This may or may not last, as corporations tend to change their strategic planning over time; I already see a slight pullback after numerous acquisitions. But for the short term, a new, larger industry buyer had rejuvenated the sphere.
Market value for companies had risen out of necessity. Some major and secondary metropolitan areas have only a fraction of the good operators they once had. Many of the largest operators understand that you need to "grow or go," and the quickest way is through acquisition. That has put pressure on buyers to up their offers so they will be able to acquire the few remaining excellent operations in their service areas. In the past few years, good-to-excellent operations have gone for 40% to 55% (a few higher) of sales. But I believe this won't last.
WHAT WE SHOULD EXPECT
In fact, I feel that we have begun to see a slow shift back to lower market values. Why?
Big buyers have taken a huge share of many markets in the U.S., but everyone knows you can't just keep acquiring and running your operation on rebates. You also have to run the business effectively; networking technologies and micromarkets can help.

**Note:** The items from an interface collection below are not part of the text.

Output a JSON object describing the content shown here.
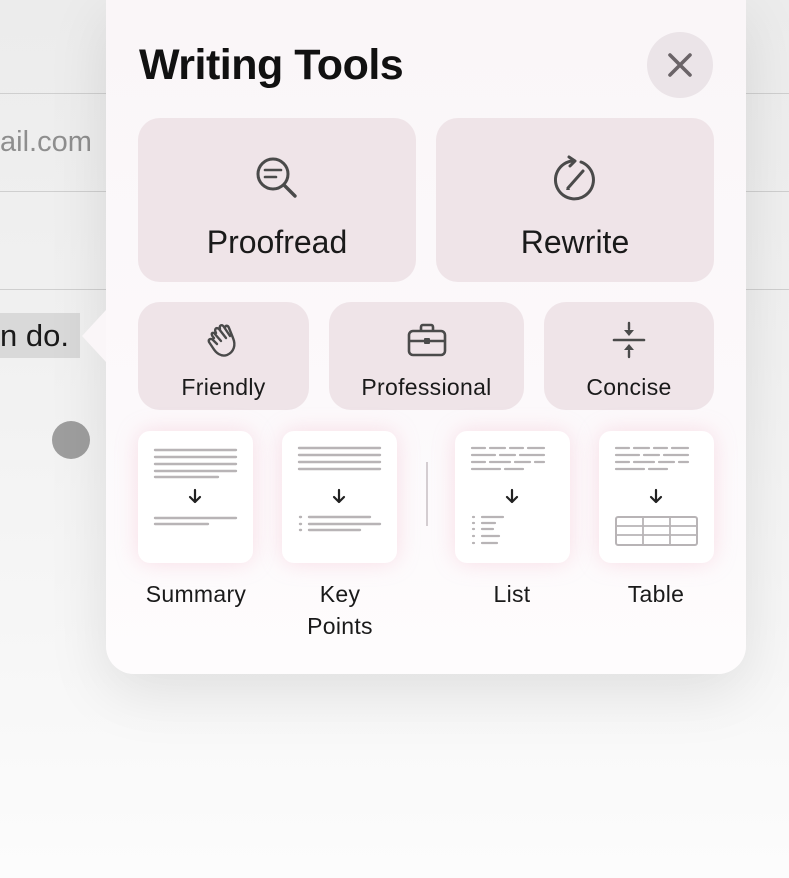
{
  "background": {
    "email_fragment": "ail.com",
    "selected_text_fragment": "n do."
  },
  "popover": {
    "title": "Writing Tools",
    "close_icon": "xmark-icon",
    "primary_actions": [
      {
        "label": "Proofread",
        "icon": "magnifier-lines-icon"
      },
      {
        "label": "Rewrite",
        "icon": "rewrite-circle-icon"
      }
    ],
    "tone_actions": [
      {
        "label": "Friendly",
        "icon": "waving-hand-icon"
      },
      {
        "label": "Professional",
        "icon": "briefcase-icon"
      },
      {
        "label": "Concise",
        "icon": "compress-arrows-icon"
      }
    ],
    "transform_actions": [
      {
        "label": "Summary",
        "icon": "summary-doc-icon"
      },
      {
        "label": "Key\nPoints",
        "label_line1": "Key",
        "label_line2": "Points",
        "icon": "key-points-doc-icon"
      },
      {
        "label": "List",
        "icon": "list-doc-icon"
      },
      {
        "label": "Table",
        "icon": "table-doc-icon"
      }
    ]
  },
  "colors": {
    "panel_bg": "#faf6f8",
    "button_bg": "#efe4e8",
    "icon_stroke": "#4a4a4a",
    "card_glow": "#f0aabe"
  }
}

As a company spends millions of dollars networking and upgrading their equipment and software, its owners are not going to be excited about paying an inflated price to acquire another company that has not upgraded to those amenities. In order for an acquisition to be effective, the purchaser has to bring all its equipment online. And the cost of the purchaser upgrading the seller's equipment that lacks these technologies either will result in a lower offer or no offer at all. And the seller's route and technical personnel will, in many cases, need to be retrained at an additional cost to the buyer. This is new, and I believe it's a game-changer. I've already seen this scenario occurring with some of my listings over the past year.

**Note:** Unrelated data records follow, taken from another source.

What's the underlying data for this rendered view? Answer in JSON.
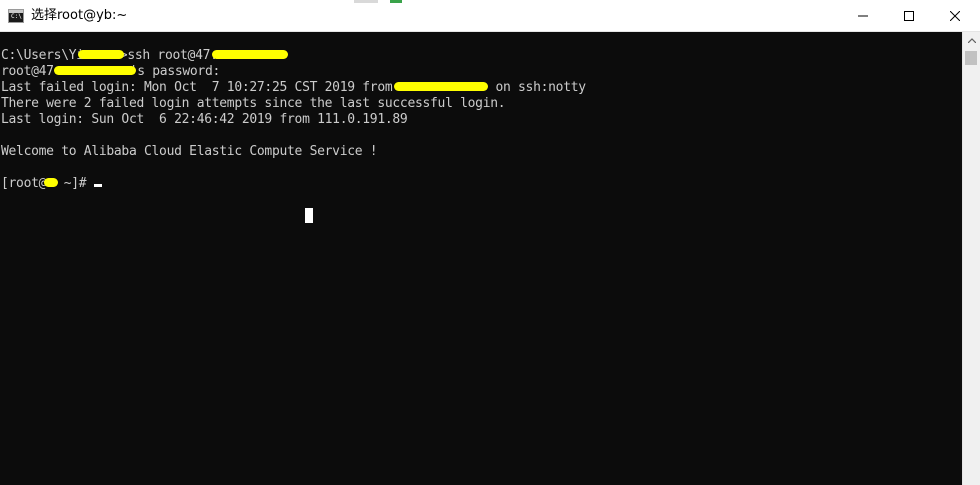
{
  "window": {
    "title": "选择root@yb:~",
    "app_icon_text": "C:\\",
    "controls": {
      "minimize_icon": "minimize-icon",
      "maximize_icon": "maximize-icon",
      "close_icon": "close-icon"
    }
  },
  "console": {
    "lines": [
      {
        "pre": "C:\\Users\\Yi",
        "post": ">ssh root@47.",
        "post2": ""
      },
      {
        "pre": "root@47",
        "post": "'s password:",
        "post2": ""
      },
      {
        "pre": "Last failed login: Mon Oct  7 10:27:25 CST 2019 from ",
        "post": " on ssh:notty",
        "post2": ""
      },
      {
        "pre": "There were 2 failed login attempts since the last successful login.",
        "post": "",
        "post2": ""
      },
      {
        "pre": "Last login: Sun Oct  6 22:46:42 2019 from 111.0.191.89",
        "post": "",
        "post2": ""
      },
      {
        "pre": "",
        "post": "",
        "post2": ""
      },
      {
        "pre": "Welcome to Alibaba Cloud Elastic Compute Service !",
        "post": "",
        "post2": ""
      },
      {
        "pre": "",
        "post": "",
        "post2": ""
      },
      {
        "pre": "[root@",
        "post": " ~]# ",
        "post2": ""
      }
    ],
    "redaction_color": "#ffff00",
    "text_color": "#cccccc",
    "background_color": "#0c0c0c"
  }
}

Other compelling reasons are that, regardless of how much our economy has recovered to date, hardly anyone can expect the U.S. to become the expanding industrial powerhouse it once was, beginning in World War II and continuing through the advent of the computer and Internet age. Companies now are doing more with fewer employees. And unless our economic situation greatly improves going forward, we should expect further cuts in government facilities, defense manufacturing and military establishments, and continuing difficulties in the schools. We also have to be concerned with possible new regulations about plastic bottles, clients "going green," and increasing costs for technologically sophisticated machines.
Increased technology, while a godsend for operators, will also mean fewer client employees. This mixed bag can mute the industry's market value.

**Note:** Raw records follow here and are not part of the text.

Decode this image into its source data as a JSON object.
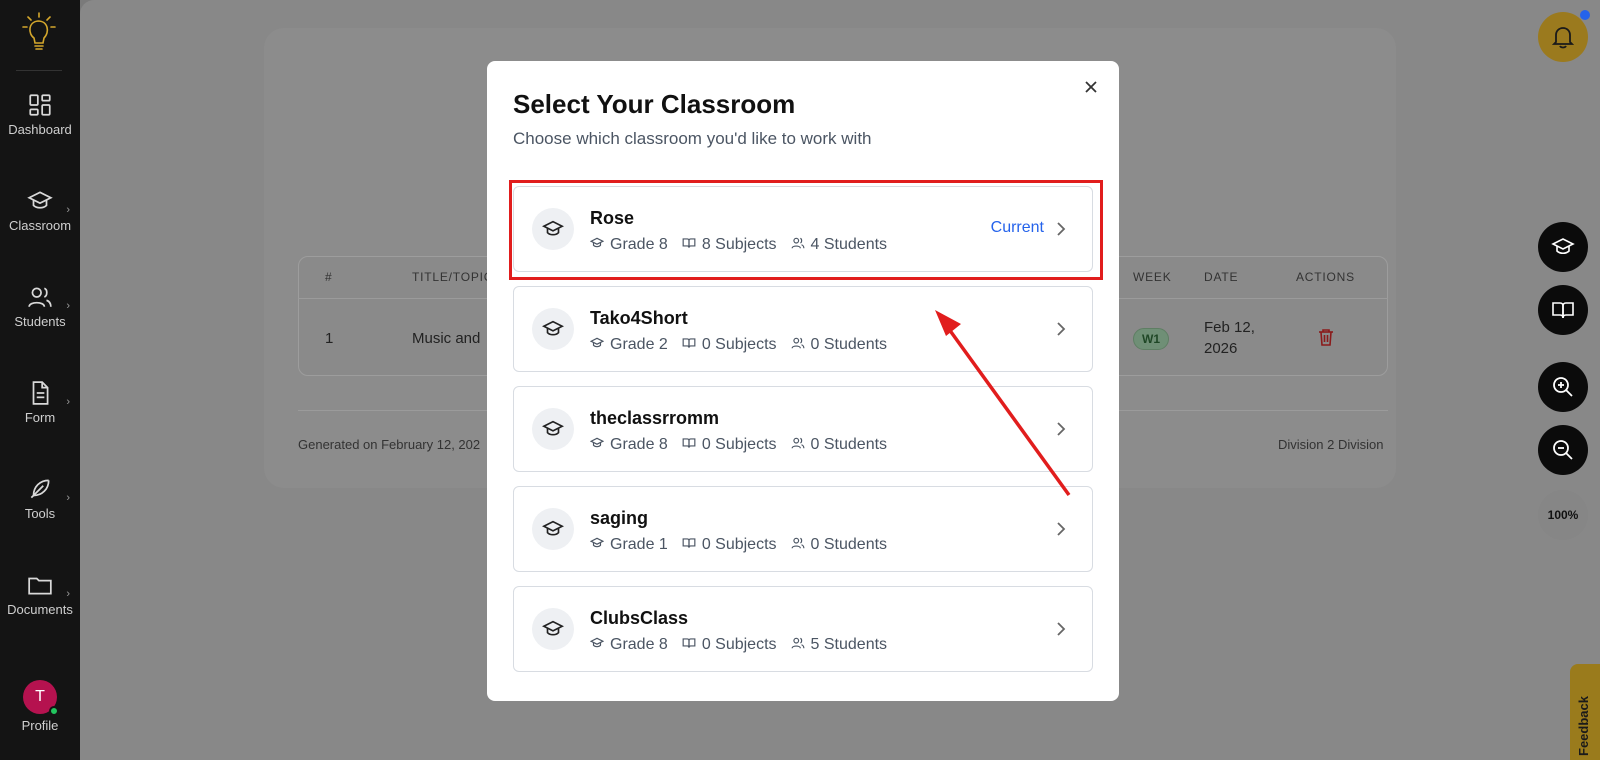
{
  "sidebar": {
    "items": [
      {
        "label": "Dashboard",
        "icon": "dashboard-icon",
        "has_submenu": false
      },
      {
        "label": "Classroom",
        "icon": "graduation-cap-icon",
        "has_submenu": true
      },
      {
        "label": "Students",
        "icon": "users-icon",
        "has_submenu": true
      },
      {
        "label": "Form",
        "icon": "document-icon",
        "has_submenu": true
      },
      {
        "label": "Tools",
        "icon": "feather-icon",
        "has_submenu": true
      },
      {
        "label": "Documents",
        "icon": "folder-icon",
        "has_submenu": true
      }
    ],
    "profile": {
      "initial": "T",
      "label": "Profile"
    }
  },
  "background": {
    "table_headers": [
      "#",
      "TITLE/TOPIC",
      "WEEK",
      "DATE",
      "ACTIONS"
    ],
    "row": {
      "num": "1",
      "title": "Music and",
      "week": "W1",
      "date_line1": "Feb 12,",
      "date_line2": "2026"
    },
    "footer_left": "Generated on February 12, 202",
    "footer_right": "Division 2 Division"
  },
  "right_controls": {
    "zoom_level": "100%",
    "feedback_label": "Feedback"
  },
  "modal": {
    "title": "Select Your Classroom",
    "subtitle": "Choose which classroom you'd like to work with",
    "current_label": "Current",
    "classrooms": [
      {
        "name": "Rose",
        "grade": "Grade 8",
        "subjects": "8 Subjects",
        "students": "4 Students",
        "current": true
      },
      {
        "name": "Tako4Short",
        "grade": "Grade 2",
        "subjects": "0 Subjects",
        "students": "0 Students",
        "current": false
      },
      {
        "name": "theclassrromm",
        "grade": "Grade 8",
        "subjects": "0 Subjects",
        "students": "0 Students",
        "current": false
      },
      {
        "name": "saging",
        "grade": "Grade 1",
        "subjects": "0 Subjects",
        "students": "0 Students",
        "current": false
      },
      {
        "name": "ClubsClass",
        "grade": "Grade 8",
        "subjects": "0 Subjects",
        "students": "5 Students",
        "current": false
      }
    ]
  },
  "colors": {
    "accent": "#2563eb",
    "highlight": "#e11d1d",
    "sidebar_bg": "#141414",
    "bell_bg": "#d4a72c"
  }
}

I believe that, within the next five years, the handful of remaining excellent vending industry companies will prefer to put more money into improving their own operations than into purchasing companies that still are operating in the past. Most good companies will always find an interested buyer, but at what price? I feel there will come a time when an operator who has not kept up will have very little, if any, value to an advanced competitor.
MARC ROSSET is founder and president of Professional Vending Consultants Inc., a specialized intermediary for acquisitions of full-line vending and office coffee service companies in the U.S. and Canada. PVC has represented more than 300 transactions with gross sales value of over $770 million since 1995. And Rosset has played a key role in helping to establish industry-recognized guidelines for the value of vending, OCS and foodservice companies. Email PVCinc1@aol.com